**PROMPT:** Give back the data in full. Leave nothing out.

**AVAILABLE DATA:**
━━━━━━━━━━━━━━━━━━━━━━━━━━━━━━
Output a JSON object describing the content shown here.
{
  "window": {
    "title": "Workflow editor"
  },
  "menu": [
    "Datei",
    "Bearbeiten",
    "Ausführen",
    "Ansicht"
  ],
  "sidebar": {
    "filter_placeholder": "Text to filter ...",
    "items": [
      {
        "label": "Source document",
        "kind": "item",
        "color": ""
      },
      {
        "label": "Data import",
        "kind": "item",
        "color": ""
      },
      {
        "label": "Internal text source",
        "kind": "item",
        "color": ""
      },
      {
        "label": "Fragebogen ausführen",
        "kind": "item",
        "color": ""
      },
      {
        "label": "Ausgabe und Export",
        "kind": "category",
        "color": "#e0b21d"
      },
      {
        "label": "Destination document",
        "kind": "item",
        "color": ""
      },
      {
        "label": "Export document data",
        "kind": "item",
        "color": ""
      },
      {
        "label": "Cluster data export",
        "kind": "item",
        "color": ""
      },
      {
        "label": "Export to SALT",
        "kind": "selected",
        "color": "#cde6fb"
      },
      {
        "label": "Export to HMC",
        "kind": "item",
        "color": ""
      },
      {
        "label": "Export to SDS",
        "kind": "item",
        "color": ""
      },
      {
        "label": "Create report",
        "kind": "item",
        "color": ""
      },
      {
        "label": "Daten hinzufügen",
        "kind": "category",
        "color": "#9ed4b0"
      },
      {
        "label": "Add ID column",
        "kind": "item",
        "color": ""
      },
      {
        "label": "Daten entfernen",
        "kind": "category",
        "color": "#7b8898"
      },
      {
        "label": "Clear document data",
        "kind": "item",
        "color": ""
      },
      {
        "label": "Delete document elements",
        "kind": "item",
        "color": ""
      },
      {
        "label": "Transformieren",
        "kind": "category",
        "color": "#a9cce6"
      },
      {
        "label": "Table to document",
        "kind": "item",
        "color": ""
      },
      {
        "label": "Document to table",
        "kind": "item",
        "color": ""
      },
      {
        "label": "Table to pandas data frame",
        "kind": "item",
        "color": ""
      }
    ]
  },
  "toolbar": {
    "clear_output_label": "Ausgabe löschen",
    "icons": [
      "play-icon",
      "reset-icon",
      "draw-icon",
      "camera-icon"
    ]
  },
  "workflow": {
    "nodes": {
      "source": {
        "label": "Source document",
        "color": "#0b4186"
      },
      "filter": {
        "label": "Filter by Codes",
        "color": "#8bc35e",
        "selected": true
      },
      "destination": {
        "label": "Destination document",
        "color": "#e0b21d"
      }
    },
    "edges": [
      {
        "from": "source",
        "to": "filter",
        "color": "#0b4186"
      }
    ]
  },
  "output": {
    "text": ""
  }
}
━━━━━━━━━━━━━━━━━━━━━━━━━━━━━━
**WRITTEN RESPONSE:**
Output a JSON object describing the content shown here.
{
  "window": {
    "title": "Workflow editor"
  },
  "menu": [
    "Datei",
    "Bearbeiten",
    "Ausführen",
    "Ansicht"
  ],
  "sidebar": {
    "filter_placeholder": "Text to filter ...",
    "items": [
      {
        "label": "Source document",
        "kind": "item",
        "color": ""
      },
      {
        "label": "Data import",
        "kind": "item",
        "color": ""
      },
      {
        "label": "Internal text source",
        "kind": "item",
        "color": ""
      },
      {
        "label": "Fragebogen ausführen",
        "kind": "item",
        "color": ""
      },
      {
        "label": "Ausgabe und Export",
        "kind": "category",
        "color": "#e0b21d"
      },
      {
        "label": "Destination document",
        "kind": "item",
        "color": ""
      },
      {
        "label": "Export document data",
        "kind": "item",
        "color": ""
      },
      {
        "label": "Cluster data export",
        "kind": "item",
        "color": ""
      },
      {
        "label": "Export to SALT",
        "kind": "selected",
        "color": "#cde6fb"
      },
      {
        "label": "Export to HMC",
        "kind": "item",
        "color": ""
      },
      {
        "label": "Export to SDS",
        "kind": "item",
        "color": ""
      },
      {
        "label": "Create report",
        "kind": "item",
        "color": ""
      },
      {
        "label": "Daten hinzufügen",
        "kind": "category",
        "color": "#9ed4b0"
      },
      {
        "label": "Add ID column",
        "kind": "item",
        "color": ""
      },
      {
        "label": "Daten entfernen",
        "kind": "category",
        "color": "#7b8898"
      },
      {
        "label": "Clear document data",
        "kind": "item",
        "color": ""
      },
      {
        "label": "Delete document elements",
        "kind": "item",
        "color": ""
      },
      {
        "label": "Transformieren",
        "kind": "category",
        "color": "#a9cce6"
      },
      {
        "label": "Table to document",
        "kind": "item",
        "color": ""
      },
      {
        "label": "Document to table",
        "kind": "item",
        "color": ""
      },
      {
        "label": "Table to pandas data frame",
        "kind": "item",
        "color": ""
      }
    ]
  },
  "toolbar": {
    "clear_output_label": "Ausgabe löschen",
    "icons": [
      "play-icon",
      "reset-icon",
      "draw-icon",
      "camera-icon"
    ]
  },
  "workflow": {
    "nodes": {
      "source": {
        "label": "Source document",
        "color": "#0b4186"
      },
      "filter": {
        "label": "Filter by Codes",
        "color": "#8bc35e",
        "selected": true
      },
      "destination": {
        "label": "Destination document",
        "color": "#e0b21d"
      }
    },
    "edges": [
      {
        "from": "source",
        "to": "filter",
        "color": "#0b4186"
      }
    ]
  },
  "output": {
    "text": ""
  }
}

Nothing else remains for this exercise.